Born in February 1923 in Phillipsburg, New Jersey, Frederick Kroesen spent his boyhood and high-school years in that state. He had wanted to attend West Point, but was unable to secure a Congressional appointment, so he went to Rutgers University where he participated in its ROTC program. Called to active duty as an enlisted man in 1943, he went through six months of basic training. He then attended the Infantry Officer Candidate School at Fort Benning and was commissioned a second lieutenant in August 1944. He soon found himself in Europe leading a platoon in the 63rd Division (“Blood and Fire”) and taking part in the campaigns that led to the final defeat of the German army.

It was the first of a long series of military assignments, a series that spanned four decades and that featured commands at all levels of the Army. After two company commands in Europe and the passage of a few years of peace, he found himself in Korea, where he commanded a battalion in the 187th Airborne Regimental Combat Team. Fifteen years later he was serving his first of two tours in Vietnam in command of the 196th Infantry Brigade, part of the 23rd Infantry Division (“Americal”). During his second tour in Vietnam, General Kroesen commanded both that division and, later, the First Regional Assistance Command. During the post-Vietnam, Cold War years, he served as Commanding General of the 82nd Airborne Division in North Carolina, the VII Corps in Germany, and Forces Command in Georgia. Finally, after an assignment as Vice Chief off Staff of the Army, he took his last active-duty job, that of Commander in Chief, US Army, Europe (CINCUSAREUR) and Commander in Central Army Group (CENTAG), NATO.

He was wounded during each of the four wars in which he served, World War II, the Korean War, the Vietnam War, and the Cold War. He sustained the last of these wounds in an assassination attempt in Heidelberg, Germany, by a Kommando of the Red Army Faction in September 1981. He was 59 years old.

General Kroesen’s style of leadership has inspired the respect and loyalty of thousands who have known him or served under him. His philosophy of command is simple and direct. In every assignment, from platoon leader to Army Commander, he issued mission orders and refused to “micromanage” his subordinates. Furthermore, he encouraged those below him in the chain of command, officers and NCOs alike, to lead in the same way.

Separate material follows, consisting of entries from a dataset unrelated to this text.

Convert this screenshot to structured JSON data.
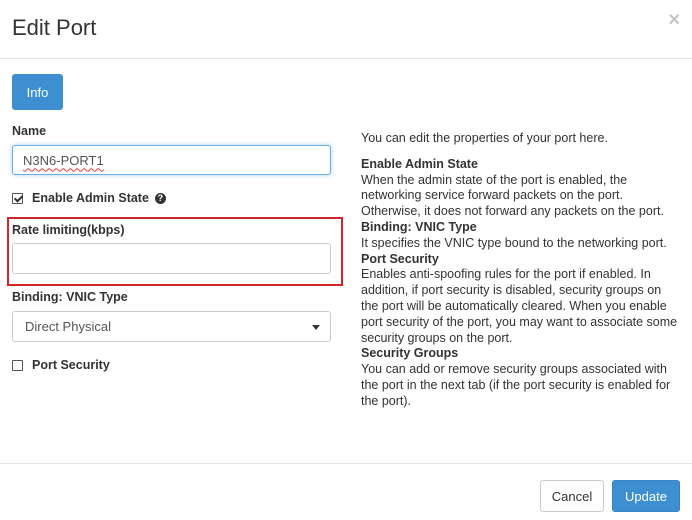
{
  "header": {
    "title": "Edit Port",
    "close_label": "×"
  },
  "tabs": [
    {
      "label": "Info"
    }
  ],
  "form": {
    "name_label": "Name",
    "name_value": "N3N6-PORT1",
    "admin_state_label": "Enable Admin State",
    "admin_state_checked": true,
    "rate_limit_label": "Rate limiting(kbps)",
    "rate_limit_value": "",
    "vnic_label": "Binding: VNIC Type",
    "vnic_selected": "Direct Physical",
    "port_security_label": "Port Security",
    "port_security_checked": false
  },
  "help": {
    "intro": "You can edit the properties of your port here.",
    "sections": [
      {
        "heading": "Enable Admin State",
        "text": "When the admin state of the port is enabled, the networking service forward packets on the port. Otherwise, it does not forward any packets on the port."
      },
      {
        "heading": "Binding: VNIC Type",
        "text": "It specifies the VNIC type bound to the networking port."
      },
      {
        "heading": "Port Security",
        "text": "Enables anti-spoofing rules for the port if enabled. In addition, if port security is disabled, security groups on the port will be automatically cleared. When you enable port security of the port, you may want to associate some security groups on the port."
      },
      {
        "heading": "Security Groups",
        "text": "You can add or remove security groups associated with the port in the next tab (if the port security is enabled for the port)."
      }
    ]
  },
  "footer": {
    "cancel_label": "Cancel",
    "update_label": "Update"
  },
  "colors": {
    "primary": "#3d8fd1",
    "highlight": "#d0252b",
    "focus": "#66afe9"
  }
}
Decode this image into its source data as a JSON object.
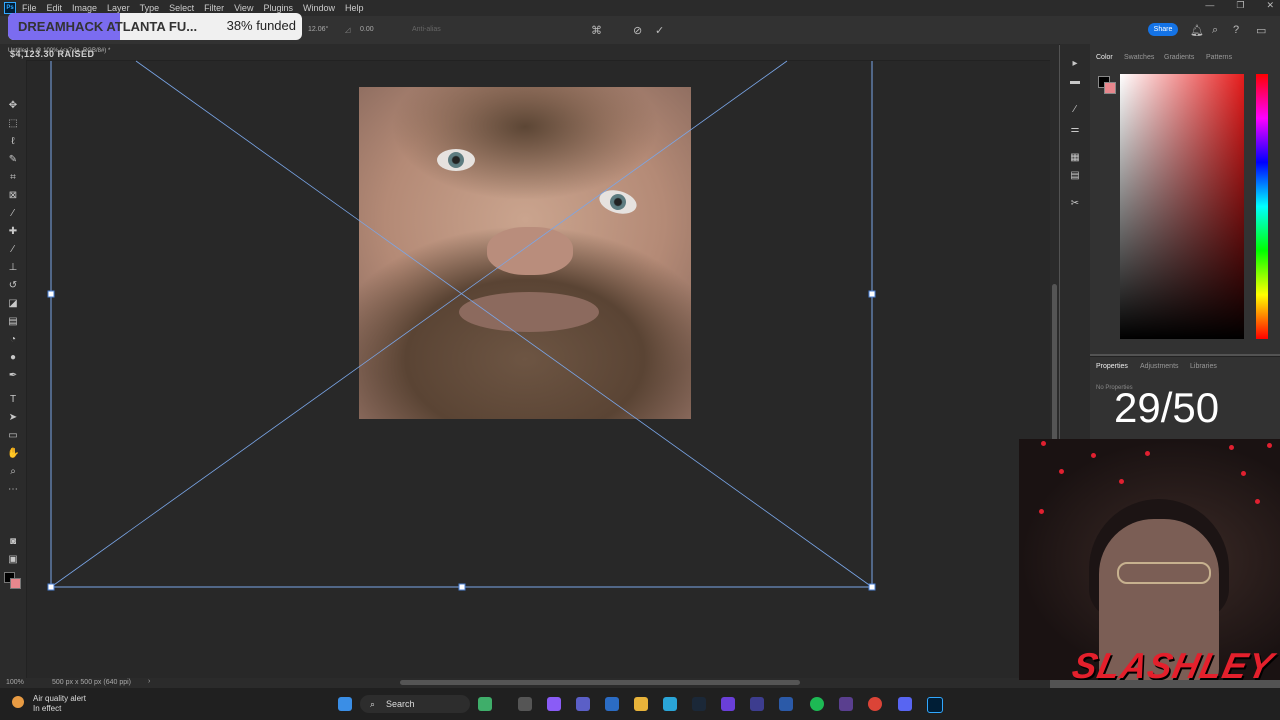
{
  "app": {
    "menus": [
      "File",
      "Edit",
      "Image",
      "Layer",
      "Type",
      "Select",
      "Filter",
      "View",
      "Plugins",
      "Window",
      "Help"
    ],
    "window_controls": [
      "—",
      "❐",
      "✕"
    ]
  },
  "options_bar": {
    "angle": "12.06°",
    "angle2": "0.00",
    "antialias": "Anti-alias",
    "share_label": "Share"
  },
  "document": {
    "tab_label": "Untitled-1 @ 100% (<x7xla, RGB/8#) *"
  },
  "overlay": {
    "raised": "$4,123.30 RAISED",
    "fund_title": "DREAMHACK ATLANTA FU...",
    "fund_pct_text": "38% funded",
    "fund_fraction": 0.38
  },
  "status": {
    "zoom": "100%",
    "doc_info": "500 px x 500 px (640 ppi)",
    "arrow": "›"
  },
  "panels": {
    "color_tabs": [
      "Color",
      "Swatches",
      "Gradients",
      "Patterns"
    ],
    "props_tabs": [
      "Properties",
      "Adjustments",
      "Libraries"
    ],
    "props_empty": "No Properties"
  },
  "counter": "29/50",
  "webcam": {
    "logo": "SLASHLEY"
  },
  "taskbar": {
    "weather_title": "Air quality alert",
    "weather_sub": "In effect",
    "search_label": "Search"
  },
  "colors": {
    "accent": "#1473e6",
    "fund_fill": "#7b6cf0",
    "bg_swatch": "#e8878d"
  }
}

During the more than two decades since retiring from active duty, General Kroesen has continued to serve. His speeches, including ones at the World War II Memorial and at the Holocaust Museum, have inspired listeners both in and out of uniform. His service for the Association of the United States Army (AUSA) is cited in the numerous awards he has received at the national and chapter level of that organization. His extensive writing on military subjects, especially for Army Magazine, has been insightful and wise.

He and his wife Rowene live in Alexandria, Virginia.